[Web page and app entries]
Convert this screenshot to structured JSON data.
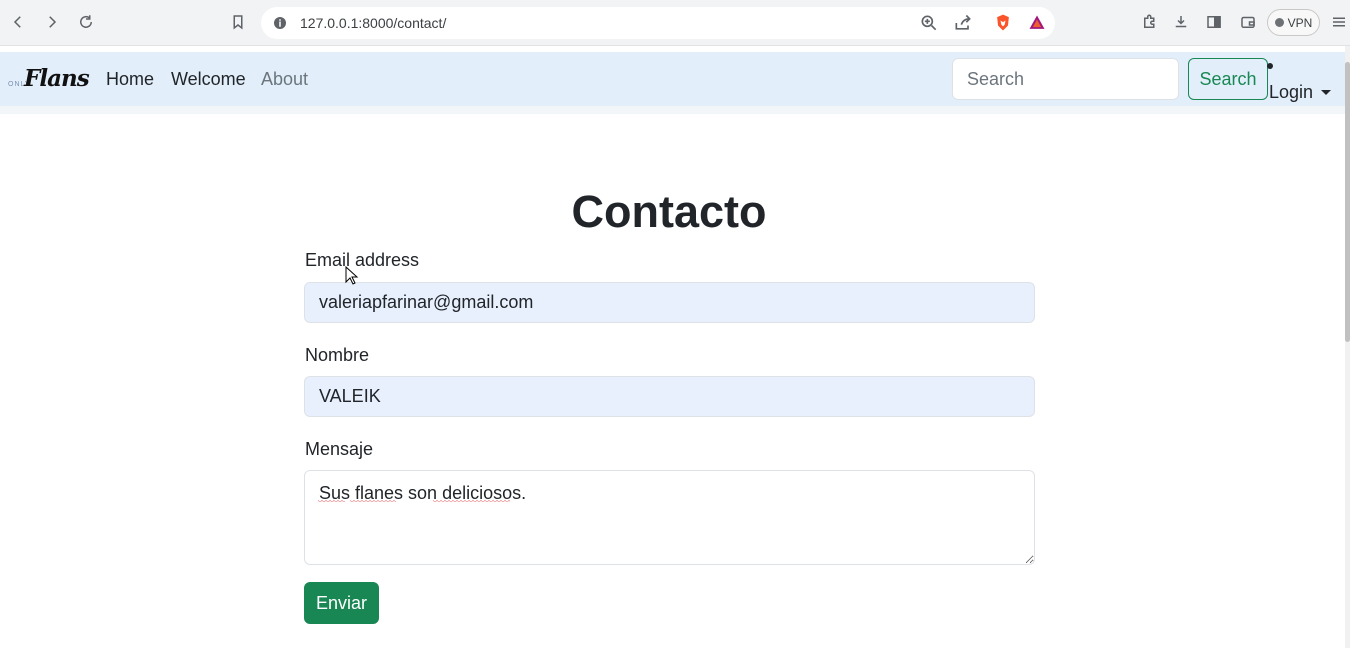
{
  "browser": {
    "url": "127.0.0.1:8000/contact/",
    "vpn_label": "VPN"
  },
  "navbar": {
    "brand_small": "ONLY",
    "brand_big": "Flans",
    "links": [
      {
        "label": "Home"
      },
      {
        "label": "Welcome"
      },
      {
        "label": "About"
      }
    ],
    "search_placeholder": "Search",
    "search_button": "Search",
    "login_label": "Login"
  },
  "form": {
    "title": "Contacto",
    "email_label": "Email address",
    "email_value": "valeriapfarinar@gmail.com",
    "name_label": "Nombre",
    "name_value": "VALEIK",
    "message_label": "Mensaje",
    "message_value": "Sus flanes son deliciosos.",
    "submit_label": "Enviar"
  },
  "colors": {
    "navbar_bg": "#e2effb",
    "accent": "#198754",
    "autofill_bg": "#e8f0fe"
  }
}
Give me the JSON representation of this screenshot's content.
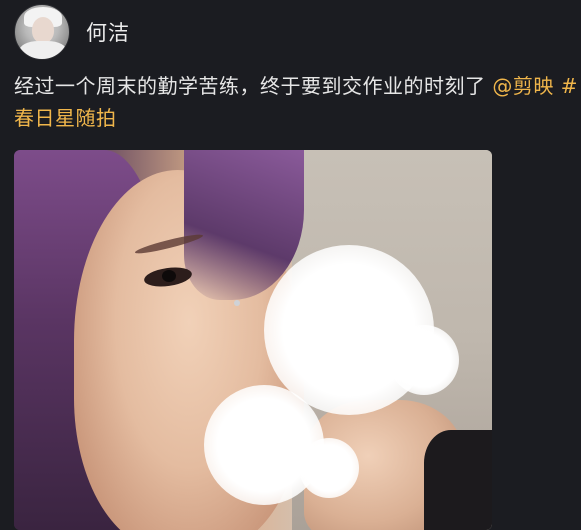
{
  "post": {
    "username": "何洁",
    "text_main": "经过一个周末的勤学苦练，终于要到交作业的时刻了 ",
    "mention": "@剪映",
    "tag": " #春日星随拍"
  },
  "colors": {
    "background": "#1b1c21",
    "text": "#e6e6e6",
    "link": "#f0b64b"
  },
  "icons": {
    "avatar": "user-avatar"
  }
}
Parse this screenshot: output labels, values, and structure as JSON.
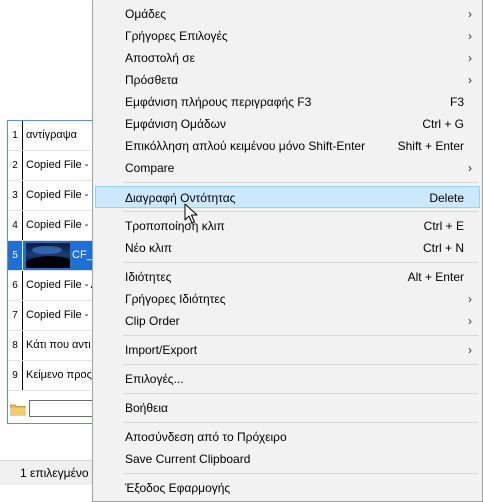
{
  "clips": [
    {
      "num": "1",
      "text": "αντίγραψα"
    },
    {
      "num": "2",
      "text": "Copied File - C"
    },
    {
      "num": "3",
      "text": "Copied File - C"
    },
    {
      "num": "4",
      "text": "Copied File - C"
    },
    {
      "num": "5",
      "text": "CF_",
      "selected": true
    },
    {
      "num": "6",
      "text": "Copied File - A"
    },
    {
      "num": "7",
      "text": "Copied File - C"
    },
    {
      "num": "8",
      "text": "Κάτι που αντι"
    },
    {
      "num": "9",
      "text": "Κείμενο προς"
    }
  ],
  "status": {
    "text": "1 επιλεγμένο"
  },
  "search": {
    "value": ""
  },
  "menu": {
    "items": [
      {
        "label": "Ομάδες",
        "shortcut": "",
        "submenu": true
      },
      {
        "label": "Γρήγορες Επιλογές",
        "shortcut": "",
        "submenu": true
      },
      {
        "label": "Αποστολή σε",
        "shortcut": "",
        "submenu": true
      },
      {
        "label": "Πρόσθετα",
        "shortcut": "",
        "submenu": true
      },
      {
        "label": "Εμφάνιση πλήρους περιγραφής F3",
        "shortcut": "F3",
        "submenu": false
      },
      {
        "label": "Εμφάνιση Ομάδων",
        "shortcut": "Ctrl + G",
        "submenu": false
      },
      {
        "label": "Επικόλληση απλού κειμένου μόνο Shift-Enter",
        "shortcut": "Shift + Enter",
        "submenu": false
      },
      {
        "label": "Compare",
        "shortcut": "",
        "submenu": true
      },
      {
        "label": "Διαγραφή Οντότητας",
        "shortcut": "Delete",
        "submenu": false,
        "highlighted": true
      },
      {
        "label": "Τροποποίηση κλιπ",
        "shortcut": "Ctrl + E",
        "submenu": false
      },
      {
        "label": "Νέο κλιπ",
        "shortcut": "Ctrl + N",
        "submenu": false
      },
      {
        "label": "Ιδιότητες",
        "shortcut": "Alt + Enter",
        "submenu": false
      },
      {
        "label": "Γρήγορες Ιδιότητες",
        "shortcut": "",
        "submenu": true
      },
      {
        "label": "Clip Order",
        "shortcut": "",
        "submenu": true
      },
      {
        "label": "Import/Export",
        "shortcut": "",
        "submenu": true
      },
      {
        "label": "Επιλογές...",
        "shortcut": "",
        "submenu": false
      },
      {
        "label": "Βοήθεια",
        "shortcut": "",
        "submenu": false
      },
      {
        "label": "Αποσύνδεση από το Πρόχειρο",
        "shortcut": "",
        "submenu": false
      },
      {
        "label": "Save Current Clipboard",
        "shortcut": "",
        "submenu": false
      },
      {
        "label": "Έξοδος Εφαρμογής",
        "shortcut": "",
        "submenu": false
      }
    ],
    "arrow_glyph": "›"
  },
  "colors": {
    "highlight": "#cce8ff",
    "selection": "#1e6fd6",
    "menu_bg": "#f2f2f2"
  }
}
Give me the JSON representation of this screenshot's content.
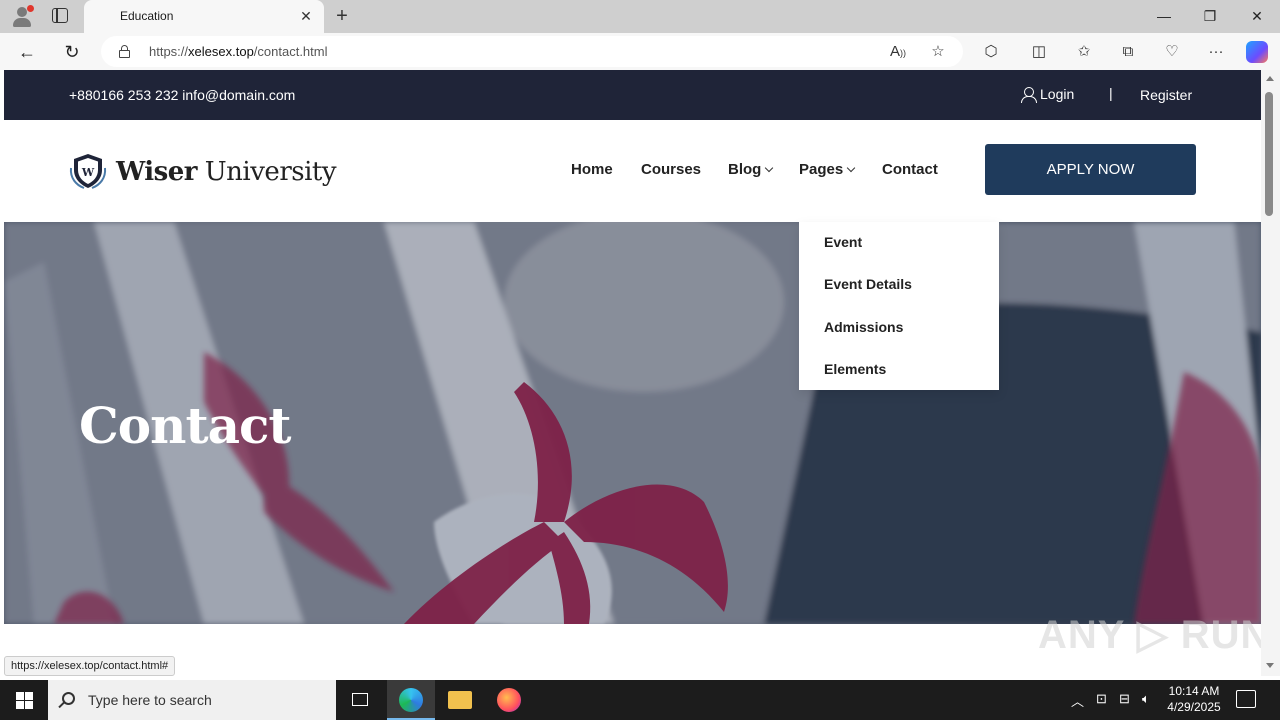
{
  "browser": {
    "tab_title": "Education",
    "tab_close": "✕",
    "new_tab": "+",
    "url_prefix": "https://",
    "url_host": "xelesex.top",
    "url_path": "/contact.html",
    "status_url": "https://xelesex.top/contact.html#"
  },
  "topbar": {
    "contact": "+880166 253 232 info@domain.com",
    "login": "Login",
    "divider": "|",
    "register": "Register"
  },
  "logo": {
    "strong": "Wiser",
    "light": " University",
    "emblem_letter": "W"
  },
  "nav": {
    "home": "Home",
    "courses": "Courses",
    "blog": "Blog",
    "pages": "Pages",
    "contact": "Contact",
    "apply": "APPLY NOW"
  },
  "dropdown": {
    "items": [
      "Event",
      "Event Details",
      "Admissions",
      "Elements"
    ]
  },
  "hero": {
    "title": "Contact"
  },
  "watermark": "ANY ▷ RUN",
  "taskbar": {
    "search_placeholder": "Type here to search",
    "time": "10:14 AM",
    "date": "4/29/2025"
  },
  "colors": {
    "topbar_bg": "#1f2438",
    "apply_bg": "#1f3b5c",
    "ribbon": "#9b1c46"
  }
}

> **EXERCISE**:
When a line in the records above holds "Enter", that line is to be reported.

> **EXERCISE RESPONSE**:
        "label": "Επικόλληση απλού κειμένου μόνο Shift-Enter",
        "shortcut": "Shift + Enter",
        "shortcut": "Alt + Enter",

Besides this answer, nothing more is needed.